> _TO DO_: What is needed is a copy of each line in the listing that contains "Wicked".

> _RECORD EXTRACTS_:
★ ★ ★ ★
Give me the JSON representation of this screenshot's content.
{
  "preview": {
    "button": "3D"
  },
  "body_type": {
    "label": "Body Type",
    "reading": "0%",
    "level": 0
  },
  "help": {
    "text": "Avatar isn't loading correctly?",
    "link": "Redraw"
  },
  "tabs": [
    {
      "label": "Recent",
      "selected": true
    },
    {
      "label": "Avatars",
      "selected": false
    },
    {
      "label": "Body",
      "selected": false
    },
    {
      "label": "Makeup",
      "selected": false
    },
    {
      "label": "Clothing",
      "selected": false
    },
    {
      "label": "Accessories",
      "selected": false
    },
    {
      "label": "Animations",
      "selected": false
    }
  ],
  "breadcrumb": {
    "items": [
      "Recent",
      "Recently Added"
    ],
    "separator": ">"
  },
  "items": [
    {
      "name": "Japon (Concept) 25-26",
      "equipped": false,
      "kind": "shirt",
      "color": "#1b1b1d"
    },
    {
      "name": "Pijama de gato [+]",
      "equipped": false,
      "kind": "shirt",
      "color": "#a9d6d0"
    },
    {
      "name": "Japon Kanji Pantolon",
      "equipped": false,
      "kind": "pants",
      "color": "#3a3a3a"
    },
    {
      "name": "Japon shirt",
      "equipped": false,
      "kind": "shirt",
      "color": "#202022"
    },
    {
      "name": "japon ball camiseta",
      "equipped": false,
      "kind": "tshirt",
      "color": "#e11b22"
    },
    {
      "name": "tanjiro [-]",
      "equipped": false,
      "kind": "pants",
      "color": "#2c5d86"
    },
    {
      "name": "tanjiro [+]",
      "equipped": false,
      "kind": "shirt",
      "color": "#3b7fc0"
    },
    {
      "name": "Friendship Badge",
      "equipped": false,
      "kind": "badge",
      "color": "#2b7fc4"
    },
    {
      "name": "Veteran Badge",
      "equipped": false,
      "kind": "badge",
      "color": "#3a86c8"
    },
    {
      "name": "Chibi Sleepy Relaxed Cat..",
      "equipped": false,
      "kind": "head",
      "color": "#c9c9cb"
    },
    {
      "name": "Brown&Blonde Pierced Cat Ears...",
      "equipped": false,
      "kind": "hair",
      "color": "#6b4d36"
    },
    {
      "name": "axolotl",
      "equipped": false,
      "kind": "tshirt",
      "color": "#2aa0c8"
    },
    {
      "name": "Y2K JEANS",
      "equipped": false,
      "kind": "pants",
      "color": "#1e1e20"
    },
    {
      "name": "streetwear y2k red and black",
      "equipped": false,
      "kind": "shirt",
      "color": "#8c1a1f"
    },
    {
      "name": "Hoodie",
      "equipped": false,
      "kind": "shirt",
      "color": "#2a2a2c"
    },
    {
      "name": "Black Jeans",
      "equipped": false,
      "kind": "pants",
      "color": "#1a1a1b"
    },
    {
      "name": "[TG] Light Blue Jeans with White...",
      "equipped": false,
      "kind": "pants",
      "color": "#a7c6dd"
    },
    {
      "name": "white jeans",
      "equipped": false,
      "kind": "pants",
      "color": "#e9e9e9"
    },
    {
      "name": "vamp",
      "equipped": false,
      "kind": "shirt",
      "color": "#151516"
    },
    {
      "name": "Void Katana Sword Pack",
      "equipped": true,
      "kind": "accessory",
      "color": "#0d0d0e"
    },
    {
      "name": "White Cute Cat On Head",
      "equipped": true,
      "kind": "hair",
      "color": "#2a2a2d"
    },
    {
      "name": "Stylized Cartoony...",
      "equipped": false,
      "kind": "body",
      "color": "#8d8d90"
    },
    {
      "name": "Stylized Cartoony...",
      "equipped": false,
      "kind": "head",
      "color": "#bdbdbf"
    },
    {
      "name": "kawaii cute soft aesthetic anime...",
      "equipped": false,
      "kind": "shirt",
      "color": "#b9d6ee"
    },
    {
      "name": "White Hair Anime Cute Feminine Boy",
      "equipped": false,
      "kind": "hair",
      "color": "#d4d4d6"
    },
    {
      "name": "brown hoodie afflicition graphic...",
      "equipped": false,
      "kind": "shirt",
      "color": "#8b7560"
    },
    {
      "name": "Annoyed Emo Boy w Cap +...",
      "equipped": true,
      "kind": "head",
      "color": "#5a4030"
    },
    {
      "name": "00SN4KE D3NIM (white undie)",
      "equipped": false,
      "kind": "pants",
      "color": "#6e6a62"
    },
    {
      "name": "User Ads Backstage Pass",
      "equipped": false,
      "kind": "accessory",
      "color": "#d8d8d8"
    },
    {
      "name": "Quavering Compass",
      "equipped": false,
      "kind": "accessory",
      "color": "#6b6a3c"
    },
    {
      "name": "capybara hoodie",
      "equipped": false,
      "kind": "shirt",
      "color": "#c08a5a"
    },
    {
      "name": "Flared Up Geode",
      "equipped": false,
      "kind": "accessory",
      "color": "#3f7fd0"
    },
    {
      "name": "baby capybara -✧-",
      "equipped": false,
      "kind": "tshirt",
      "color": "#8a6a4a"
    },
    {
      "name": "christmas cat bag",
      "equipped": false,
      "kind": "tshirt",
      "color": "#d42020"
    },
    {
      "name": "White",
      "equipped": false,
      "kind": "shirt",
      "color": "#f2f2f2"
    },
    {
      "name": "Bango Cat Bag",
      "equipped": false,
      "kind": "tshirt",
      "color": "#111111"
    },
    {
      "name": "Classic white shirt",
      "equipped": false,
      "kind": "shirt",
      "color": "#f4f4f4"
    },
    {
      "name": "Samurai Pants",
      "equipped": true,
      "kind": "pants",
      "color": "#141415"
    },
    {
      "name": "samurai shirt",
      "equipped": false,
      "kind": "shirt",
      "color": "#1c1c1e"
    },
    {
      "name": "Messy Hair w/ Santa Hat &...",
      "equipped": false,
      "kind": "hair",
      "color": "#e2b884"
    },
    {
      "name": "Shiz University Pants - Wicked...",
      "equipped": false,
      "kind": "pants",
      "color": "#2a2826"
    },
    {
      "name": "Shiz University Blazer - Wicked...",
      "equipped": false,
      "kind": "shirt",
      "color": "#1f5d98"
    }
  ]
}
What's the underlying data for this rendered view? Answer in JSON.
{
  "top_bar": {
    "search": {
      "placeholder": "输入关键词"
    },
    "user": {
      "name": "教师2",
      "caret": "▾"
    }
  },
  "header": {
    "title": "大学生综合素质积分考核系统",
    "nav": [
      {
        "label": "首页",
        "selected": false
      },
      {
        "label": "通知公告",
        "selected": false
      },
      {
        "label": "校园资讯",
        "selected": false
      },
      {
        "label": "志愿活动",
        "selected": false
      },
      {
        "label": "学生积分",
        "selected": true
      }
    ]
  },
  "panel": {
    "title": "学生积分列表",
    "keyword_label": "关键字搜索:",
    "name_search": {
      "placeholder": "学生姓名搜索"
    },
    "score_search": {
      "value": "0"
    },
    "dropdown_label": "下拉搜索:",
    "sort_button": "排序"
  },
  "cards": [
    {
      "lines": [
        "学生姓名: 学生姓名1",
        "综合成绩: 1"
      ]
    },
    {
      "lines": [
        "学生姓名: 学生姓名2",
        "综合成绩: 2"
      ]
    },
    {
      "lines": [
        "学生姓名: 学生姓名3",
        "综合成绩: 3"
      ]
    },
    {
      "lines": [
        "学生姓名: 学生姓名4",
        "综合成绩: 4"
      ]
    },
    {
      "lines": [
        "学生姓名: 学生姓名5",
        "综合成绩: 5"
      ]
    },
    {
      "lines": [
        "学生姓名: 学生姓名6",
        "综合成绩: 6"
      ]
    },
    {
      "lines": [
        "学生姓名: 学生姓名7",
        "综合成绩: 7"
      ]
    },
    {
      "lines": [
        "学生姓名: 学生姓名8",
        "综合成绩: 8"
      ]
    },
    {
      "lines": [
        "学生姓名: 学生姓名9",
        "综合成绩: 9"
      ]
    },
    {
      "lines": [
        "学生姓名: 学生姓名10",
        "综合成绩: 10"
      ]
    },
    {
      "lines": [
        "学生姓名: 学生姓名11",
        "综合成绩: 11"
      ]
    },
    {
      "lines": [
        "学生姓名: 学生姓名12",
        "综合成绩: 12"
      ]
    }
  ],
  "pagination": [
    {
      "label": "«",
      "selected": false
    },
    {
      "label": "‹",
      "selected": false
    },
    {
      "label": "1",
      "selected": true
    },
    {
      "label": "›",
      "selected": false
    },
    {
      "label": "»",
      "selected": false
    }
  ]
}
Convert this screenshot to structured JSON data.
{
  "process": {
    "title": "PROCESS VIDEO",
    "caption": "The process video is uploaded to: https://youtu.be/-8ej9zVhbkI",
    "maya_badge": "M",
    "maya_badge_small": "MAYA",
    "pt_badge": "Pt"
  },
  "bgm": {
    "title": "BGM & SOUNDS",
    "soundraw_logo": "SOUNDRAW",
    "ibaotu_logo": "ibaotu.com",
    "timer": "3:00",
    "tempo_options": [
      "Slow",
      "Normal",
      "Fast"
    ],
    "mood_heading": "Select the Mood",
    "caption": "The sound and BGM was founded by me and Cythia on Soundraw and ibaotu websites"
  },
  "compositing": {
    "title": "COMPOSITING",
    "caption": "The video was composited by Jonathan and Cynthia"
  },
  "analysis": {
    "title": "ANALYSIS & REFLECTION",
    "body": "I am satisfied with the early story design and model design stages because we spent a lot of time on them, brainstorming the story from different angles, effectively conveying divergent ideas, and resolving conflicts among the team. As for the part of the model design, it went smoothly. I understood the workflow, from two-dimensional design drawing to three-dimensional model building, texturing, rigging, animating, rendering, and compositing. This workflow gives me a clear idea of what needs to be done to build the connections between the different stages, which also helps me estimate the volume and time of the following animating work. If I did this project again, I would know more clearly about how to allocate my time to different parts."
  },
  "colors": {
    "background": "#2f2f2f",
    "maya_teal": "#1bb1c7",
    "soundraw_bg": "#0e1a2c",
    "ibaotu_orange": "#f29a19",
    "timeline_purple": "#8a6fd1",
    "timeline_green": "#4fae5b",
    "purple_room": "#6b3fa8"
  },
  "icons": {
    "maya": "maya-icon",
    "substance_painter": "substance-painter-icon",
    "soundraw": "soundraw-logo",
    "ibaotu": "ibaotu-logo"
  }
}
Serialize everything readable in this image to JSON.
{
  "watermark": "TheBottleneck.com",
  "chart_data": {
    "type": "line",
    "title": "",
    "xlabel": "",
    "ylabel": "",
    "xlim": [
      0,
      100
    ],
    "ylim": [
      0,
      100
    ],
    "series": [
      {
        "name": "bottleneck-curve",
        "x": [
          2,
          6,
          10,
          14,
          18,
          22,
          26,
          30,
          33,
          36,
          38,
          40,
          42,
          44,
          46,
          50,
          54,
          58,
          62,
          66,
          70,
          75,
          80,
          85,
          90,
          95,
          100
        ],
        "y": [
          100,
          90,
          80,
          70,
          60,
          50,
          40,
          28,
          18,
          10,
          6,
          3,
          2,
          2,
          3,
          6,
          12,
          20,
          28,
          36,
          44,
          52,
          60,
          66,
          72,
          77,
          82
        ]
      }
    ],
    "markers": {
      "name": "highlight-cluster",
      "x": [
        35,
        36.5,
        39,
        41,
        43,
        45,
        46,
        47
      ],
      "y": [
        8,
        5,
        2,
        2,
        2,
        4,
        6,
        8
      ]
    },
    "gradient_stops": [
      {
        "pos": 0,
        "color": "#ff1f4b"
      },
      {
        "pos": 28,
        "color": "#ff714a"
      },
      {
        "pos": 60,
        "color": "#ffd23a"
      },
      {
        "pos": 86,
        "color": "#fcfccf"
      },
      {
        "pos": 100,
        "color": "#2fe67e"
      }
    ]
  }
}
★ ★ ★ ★
> _WRITTEN RESPONSE_:
      "name": "Shiz University Pants - Wicked...",
      "name": "Shiz University Blazer - Wicked...",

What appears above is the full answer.